You could make a much broader diameter cork if it was cut from the cork the other direction, but the cork would be much shorter and the lenticels would run top to bottom. You can find short, broad corks like this for broad-mouthed jars, but they are not air tight.


Cork is also good as padding and an insulator, so it is often used on the bottom of heavy items and as pads for hot items. Here’s an image of a piece such a pad.  The expected cork organization is not there because it is composed of bits and pieces of cork cemented together to make a sheet. The pieces are leftovers from wine cork production.

This champagne bottle cork (below) shows some similar ingenuity. Champagne is carbonated wine and the bottle corks are mushroom shaped so that the top overlaps the top of the bottle neck where it is wired down to keep the cork in the bottle neck. The gas pressure within the bottle can push the cork out once the cork is loosened, carefully, and out pops the cork. The top is composed of cork pieces, but such construction is not air tight. Two (or three) thin layers of real cork and glued to the bottom, but as you can readily observe the lenticels are running the wrong way! (Bottom of the cork shown below) This means the layers can be cut from a thin layer of bark, but they won’t be air tight either. However, if 2 layers are are put one upon the other and rotated relative to each other, the lenticels won’t line up from one layer to the other thus making a functional cork out of bark that would otherwise be inadequate. Alternatively, they use plastic stoppers.

2 comments:

Anonymous said...

Hi,

great idea for a series and an excellent first posting - thank you!

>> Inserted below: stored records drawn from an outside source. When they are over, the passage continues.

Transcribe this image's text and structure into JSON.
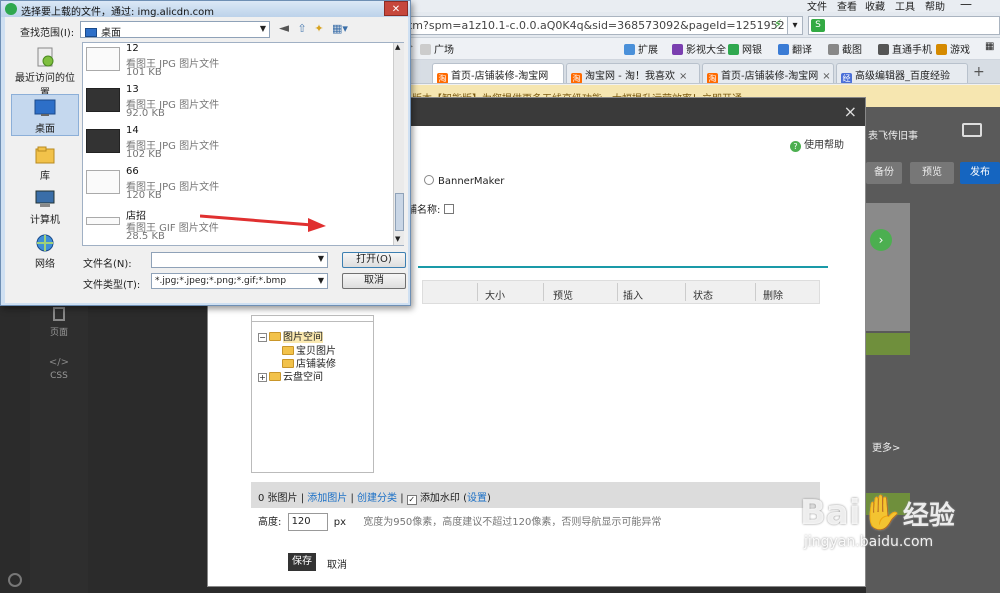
{
  "menubar": {
    "items": [
      "文件",
      "查看",
      "收藏",
      "工具",
      "帮助"
    ]
  },
  "browser": {
    "url": "ntm?spm=a1z10.1-c.0.0.aQ0K4q&sid=368573092&pageId=1251952",
    "go_symbol": "↻"
  },
  "favorites": {
    "broad": "广场",
    "items": [
      "扩展",
      "影视大全",
      "网银",
      "翻译",
      "截图",
      "直通手机",
      "游戏"
    ]
  },
  "tabs": [
    {
      "label": "首页-店铺装修-淘宝网"
    },
    {
      "label": "淘宝网 - 淘！我喜欢"
    },
    {
      "label": "首页-店铺装修-淘宝网"
    },
    {
      "label": "高级编辑器_百度经验"
    }
  ],
  "page": {
    "notice": "版本【智能版】为您提供更多无线高级功能，大幅提升运营效率！立即开通",
    "nav": [
      "页面",
      "CSS"
    ],
    "right": {
      "shop": "表飞传旧事",
      "backup": "备份",
      "preview": "预览",
      "publish": "发布",
      "more": "更多>"
    }
  },
  "modal": {
    "help": "使用帮助",
    "option_banner": "BannerMaker",
    "option_shopname": "铺名称:",
    "columns": [
      "大小",
      "预览",
      "插入",
      "状态",
      "删除"
    ],
    "tree": {
      "root": "图片空间",
      "children": [
        "宝贝图片",
        "店铺装修"
      ],
      "cloud": "云盘空间"
    },
    "imgbar": {
      "count": "0 张图片",
      "add": "添加图片",
      "create": "创建分类",
      "watermark": "添加水印",
      "settings": "设置"
    },
    "height_label": "高度:",
    "height_value": "120",
    "height_unit": "px",
    "height_hint": "宽度为950像素，高度建议不超过120像素，否则导航显示可能异常",
    "save": "保存",
    "cancel": "取消"
  },
  "file_dialog": {
    "title": "选择要上载的文件，通过: img.alicdn.com",
    "lookin_label": "查找范围(I):",
    "lookin_value": "桌面",
    "places": [
      {
        "label": "最近访问的位置"
      },
      {
        "label": "桌面"
      },
      {
        "label": "库"
      },
      {
        "label": "计算机"
      },
      {
        "label": "网络"
      }
    ],
    "files": [
      {
        "name": "12",
        "type": "看图王 JPG 图片文件",
        "size": "101 KB"
      },
      {
        "name": "13",
        "type": "看图王 JPG 图片文件",
        "size": "92.0 KB"
      },
      {
        "name": "14",
        "type": "看图王 JPG 图片文件",
        "size": "102 KB"
      },
      {
        "name": "66",
        "type": "看图王 JPG 图片文件",
        "size": "120 KB"
      },
      {
        "name": "店招",
        "type": "看图王 GIF 图片文件",
        "size": "28.5 KB"
      }
    ],
    "filename_label": "文件名(N):",
    "filename_value": "",
    "filetype_label": "文件类型(T):",
    "filetype_value": "*.jpg;*.jpeg;*.png;*.gif;*.bmp",
    "open": "打开(O)",
    "cancel": "取消"
  },
  "watermark": {
    "brand": "Bai",
    "brand2": "经验",
    "url": "jingyan.baidu.com"
  },
  "colors": {
    "accent": "#1a9aa8",
    "arrow": "#e03030",
    "publish": "#1565c0"
  }
}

Here in the south of Portugal (the main producer of cork), the cork is typically harvested every 9 years. After harvest, the tree is marked with a single digit to represent the year of harvest. The cork is first harvested when the tree is about 25 years old and will continue to be productive until at least 100 years old. Unfortunately in the last decade or so many of the trees are dying as a result of drought, poor management and critically disease caused by Phytophthora.

Just to finish, I thought that this might rather suit you:

http://www.corkdesign.com.pt/collections.php?cat=12&subcat=2&prod=4

boa sorte e obrigado,

BrianO

Longleaf Imagery said...

Great post! I definitely will use this in my next botany course. Thanks for opening my eyes to something I had never noticed before. Keep up the good work!